* _Data for analysis_:
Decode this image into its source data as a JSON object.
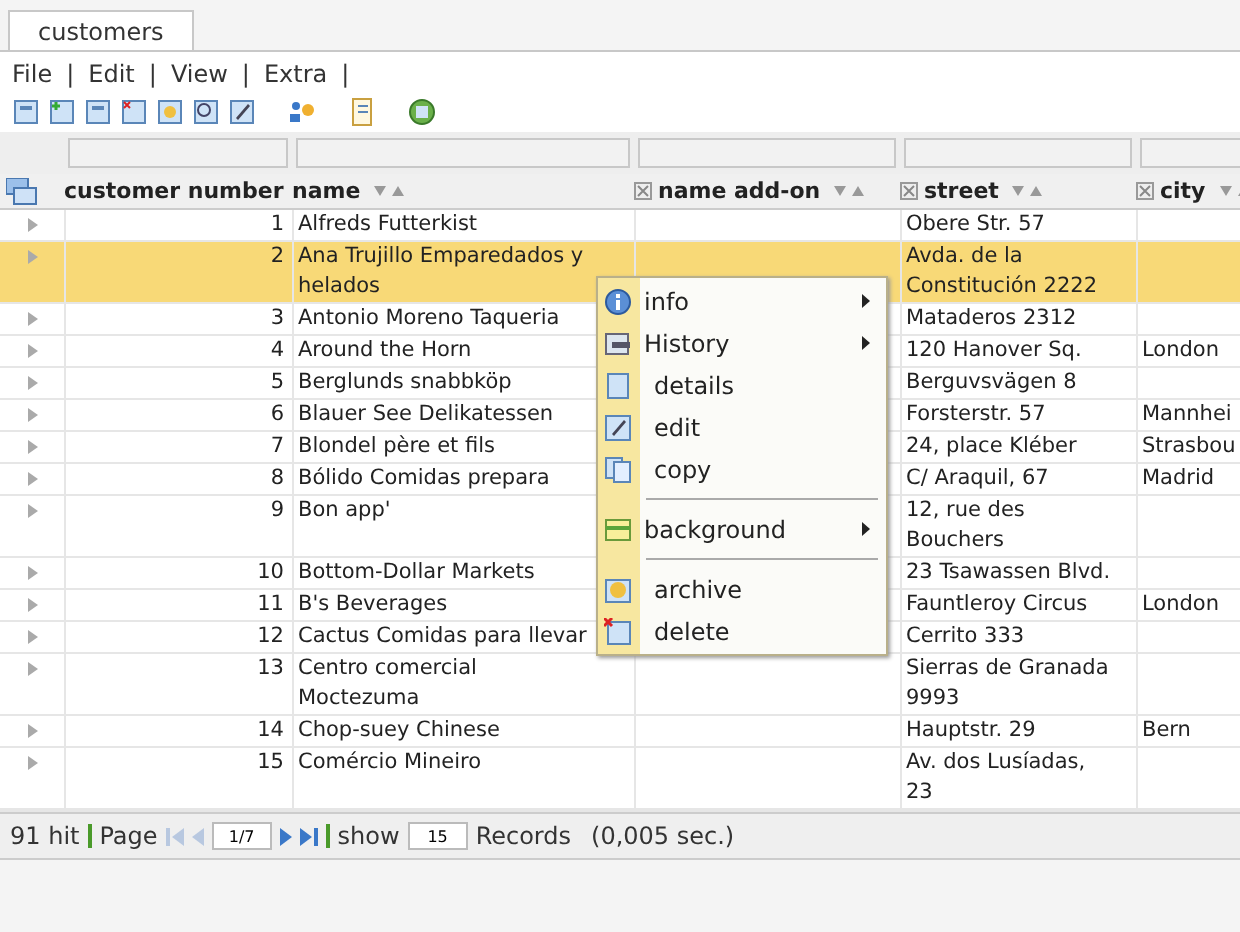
{
  "tabs": [
    {
      "label": "customers",
      "selected": true
    }
  ],
  "menu_bar": [
    {
      "label": "File",
      "separator": "|"
    },
    {
      "label": "Edit",
      "separator": "|"
    },
    {
      "label": "View",
      "separator": "|"
    },
    {
      "label": "Extra",
      "separator": "|"
    }
  ],
  "table": {
    "columns": [
      "customer number",
      "name",
      "name add-on",
      "street",
      "city"
    ],
    "rows": [
      {
        "customer_number": "1",
        "name": "Alfreds Futterkist",
        "street": "Obere Str. 57",
        "selected": false
      },
      {
        "customer_number": "2",
        "name": "Ana Trujillo Emparedados y helados",
        "street": "Avda. de la Constitución 2222",
        "selected": true
      },
      {
        "customer_number": "3",
        "name": "Antonio Moreno Taqueria",
        "street": "Mataderos 2312",
        "selected": false
      },
      {
        "customer_number": "4",
        "name": "Around the Horn",
        "street": "120 Hanover Sq.",
        "city": "London",
        "selected": false
      },
      {
        "customer_number": "5",
        "name": "Berglunds snabbköp",
        "street": "Berguvsvägen 8",
        "selected": false
      },
      {
        "customer_number": "6",
        "name": "Blauer See Delikatessen",
        "street": "Forsterstr. 57",
        "city": "Mannhei",
        "selected": false
      },
      {
        "customer_number": "7",
        "name": "Blondel père et fils",
        "street": "24, place Kléber",
        "city": "Strasbou",
        "selected": false
      },
      {
        "customer_number": "8",
        "name": "Bólido Comidas prepara",
        "street": "C/ Araquil, 67",
        "city": "Madrid",
        "selected": false
      },
      {
        "customer_number": "9",
        "name": "Bon app'",
        "street": "12, rue des Bouchers",
        "selected": false
      },
      {
        "customer_number": "10",
        "name": "Bottom-Dollar Markets",
        "street": "23 Tsawassen Blvd.",
        "selected": false
      },
      {
        "customer_number": "11",
        "name": "B's Beverages",
        "street": "Fauntleroy Circus",
        "city": "London",
        "selected": false
      },
      {
        "customer_number": "12",
        "name": "Cactus Comidas para llevar",
        "street": "Cerrito 333",
        "selected": false
      },
      {
        "customer_number": "13",
        "name": "Centro comercial Moctezuma",
        "street": "Sierras de Granada 9993",
        "selected": false
      },
      {
        "customer_number": "14",
        "name": "Chop-suey Chinese",
        "street": "Hauptstr. 29",
        "city": "Bern",
        "selected": false
      },
      {
        "customer_number": "15",
        "name": "Comércio Mineiro",
        "street": "Av. dos Lusíadas, 23",
        "selected": false
      }
    ]
  },
  "context_menu": [
    {
      "kind": "item",
      "label": "info",
      "submenu": true
    },
    {
      "kind": "item",
      "label": "History",
      "submenu": true
    },
    {
      "kind": "item",
      "label": "details",
      "submenu": false
    },
    {
      "kind": "item",
      "label": "edit",
      "submenu": false
    },
    {
      "kind": "item",
      "label": "copy",
      "submenu": false
    },
    {
      "kind": "separator"
    },
    {
      "kind": "item",
      "label": "background",
      "submenu": true
    },
    {
      "kind": "separator"
    },
    {
      "kind": "item",
      "label": "archive",
      "submenu": false
    },
    {
      "kind": "item",
      "label": "delete",
      "submenu": false
    }
  ],
  "status_bar": {
    "hits": "91 hit",
    "page_label": "Page",
    "page": "1/7",
    "show_label": "show",
    "page_size": "15",
    "records_label": "Records",
    "time": "(0,005 sec.)"
  }
}
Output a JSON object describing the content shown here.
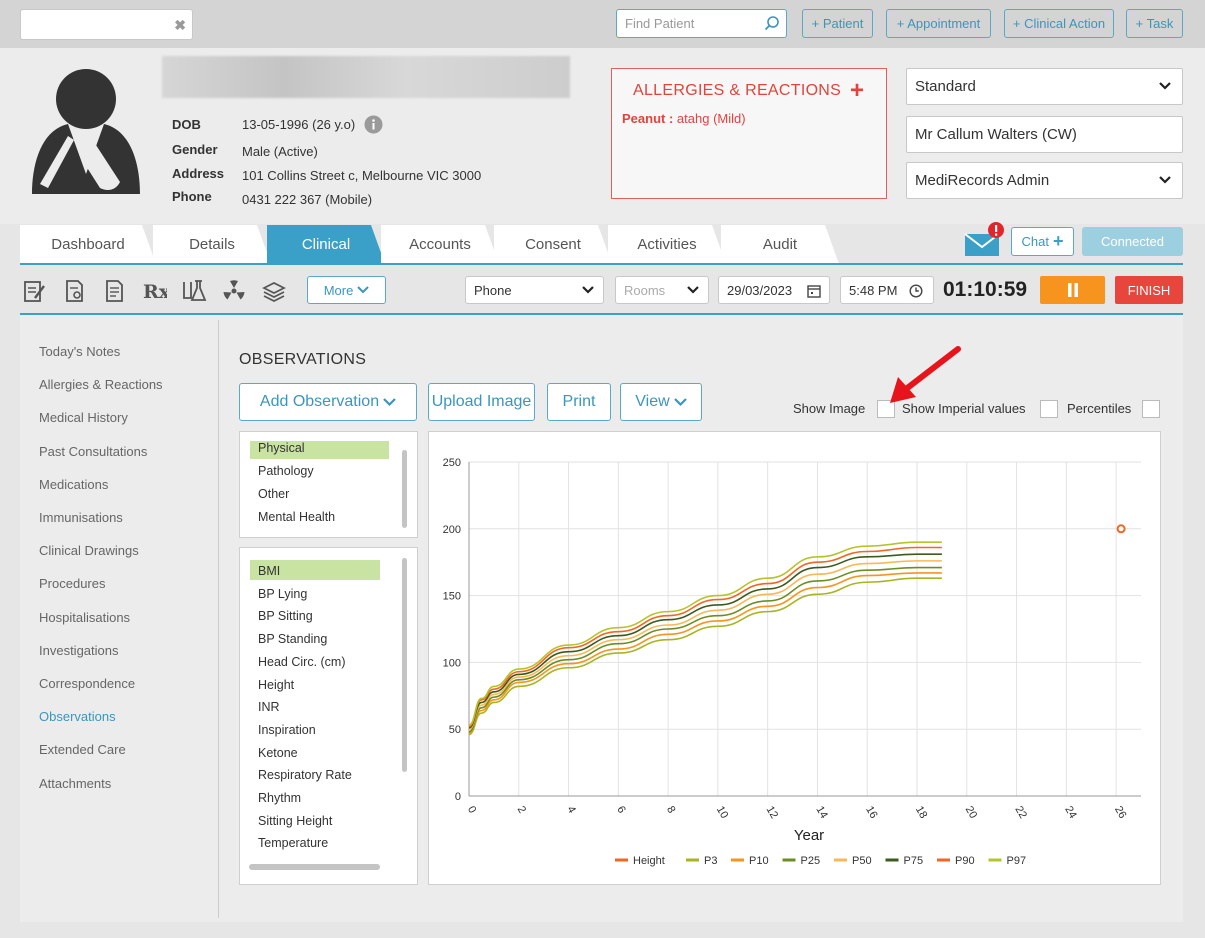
{
  "topbar": {
    "find_patient_placeholder": "Find Patient",
    "buttons": [
      "+ Patient",
      "+ Appointment",
      "+ Clinical Action",
      "+ Task"
    ]
  },
  "patient": {
    "dob_label": "DOB",
    "dob_value": "13-05-1996 (26 y.o)",
    "gender_label": "Gender",
    "gender_value": "Male (Active)",
    "address_label": "Address",
    "address_value": "101 Collins Street c, Melbourne VIC 3000",
    "phone_label": "Phone",
    "phone_value": "0431 222 367 (Mobile)"
  },
  "allergies": {
    "title": "ALLERGIES & REACTIONS",
    "item_name": "Peanut :",
    "item_detail": "atahg (Mild)"
  },
  "right_selects": {
    "template": "Standard",
    "doctor": "Mr Callum Walters (CW)",
    "user": "MediRecords Admin"
  },
  "tabs": [
    "Dashboard",
    "Details",
    "Clinical",
    "Accounts",
    "Consent",
    "Activities",
    "Audit"
  ],
  "active_tab": "Clinical",
  "chat_label": "Chat",
  "connected_label": "Connected",
  "toolbar": {
    "more_label": "More",
    "contact_type": "Phone",
    "rooms_placeholder": "Rooms",
    "date": "29/03/2023",
    "time": "5:48 PM",
    "timer": "01:10:59",
    "finish_label": "FINISH"
  },
  "sidebar": [
    "Today's Notes",
    "Allergies & Reactions",
    "Medical History",
    "Past Consultations",
    "Medications",
    "Immunisations",
    "Clinical Drawings",
    "Procedures",
    "Hospitalisations",
    "Investigations",
    "Correspondence",
    "Observations",
    "Extended Care",
    "Attachments"
  ],
  "sidebar_active": "Observations",
  "observations": {
    "title": "OBSERVATIONS",
    "add_label": "Add Observation",
    "upload_label": "Upload Image",
    "print_label": "Print",
    "view_label": "View",
    "show_image_label": "Show Image",
    "show_imperial_label": "Show Imperial values",
    "percentiles_label": "Percentiles",
    "categories": [
      "Physical",
      "Pathology",
      "Other",
      "Mental Health"
    ],
    "selected_category": "Physical",
    "measures": [
      "BMI",
      "BP Lying",
      "BP Sitting",
      "BP Standing",
      "Head Circ. (cm)",
      "Height",
      "INR",
      "Inspiration",
      "Ketone",
      "Respiratory Rate",
      "Rhythm",
      "Sitting Height",
      "Temperature"
    ],
    "selected_measure": "BMI"
  },
  "chart_data": {
    "type": "line",
    "xlabel": "Year",
    "ylabel": "",
    "xlim": [
      0,
      27
    ],
    "ylim": [
      0,
      250
    ],
    "x_ticks": [
      0,
      2,
      4,
      6,
      8,
      10,
      12,
      14,
      16,
      18,
      20,
      22,
      24,
      26
    ],
    "y_ticks": [
      0,
      50,
      100,
      150,
      200,
      250
    ],
    "grid": true,
    "legend_position": "bottom",
    "x": [
      0,
      0.5,
      1,
      2,
      4,
      6,
      8,
      10,
      12,
      14,
      16,
      18,
      19
    ],
    "series": [
      {
        "name": "Height",
        "type": "scatter",
        "color": "#f26522",
        "points": [
          [
            26.2,
            200
          ]
        ]
      },
      {
        "name": "P3",
        "color": "#a8b521",
        "values": [
          46,
          62,
          70,
          82,
          96,
          107,
          117,
          127,
          138,
          151,
          160,
          163,
          163
        ]
      },
      {
        "name": "P10",
        "color": "#f7941d",
        "values": [
          47,
          64,
          72,
          85,
          99,
          110,
          121,
          131,
          142,
          156,
          165,
          167,
          167
        ]
      },
      {
        "name": "P25",
        "color": "#6b8e23",
        "values": [
          48,
          66,
          74,
          87,
          102,
          114,
          125,
          135,
          146,
          161,
          169,
          171,
          171
        ]
      },
      {
        "name": "P50",
        "color": "#f9b858",
        "values": [
          50,
          68,
          76,
          89,
          105,
          117,
          128,
          139,
          151,
          166,
          174,
          176,
          176
        ]
      },
      {
        "name": "P75",
        "color": "#3d5a1e",
        "values": [
          51,
          70,
          78,
          91,
          108,
          120,
          132,
          143,
          155,
          171,
          179,
          181,
          181
        ]
      },
      {
        "name": "P90",
        "color": "#f26522",
        "values": [
          52,
          72,
          80,
          93,
          111,
          123,
          135,
          147,
          159,
          175,
          183,
          186,
          186
        ]
      },
      {
        "name": "P97",
        "color": "#b5c42a",
        "values": [
          53,
          73,
          82,
          95,
          113,
          126,
          138,
          150,
          163,
          179,
          187,
          190,
          190
        ]
      }
    ]
  }
}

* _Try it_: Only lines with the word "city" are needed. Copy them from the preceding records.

* _Response to this exercise_:
      "city"
        "city": "London",
        "city": "Mannhei",
        "city": "Strasbou",
        "city": "Madrid",
        "city": "London",
        "city": "Bern",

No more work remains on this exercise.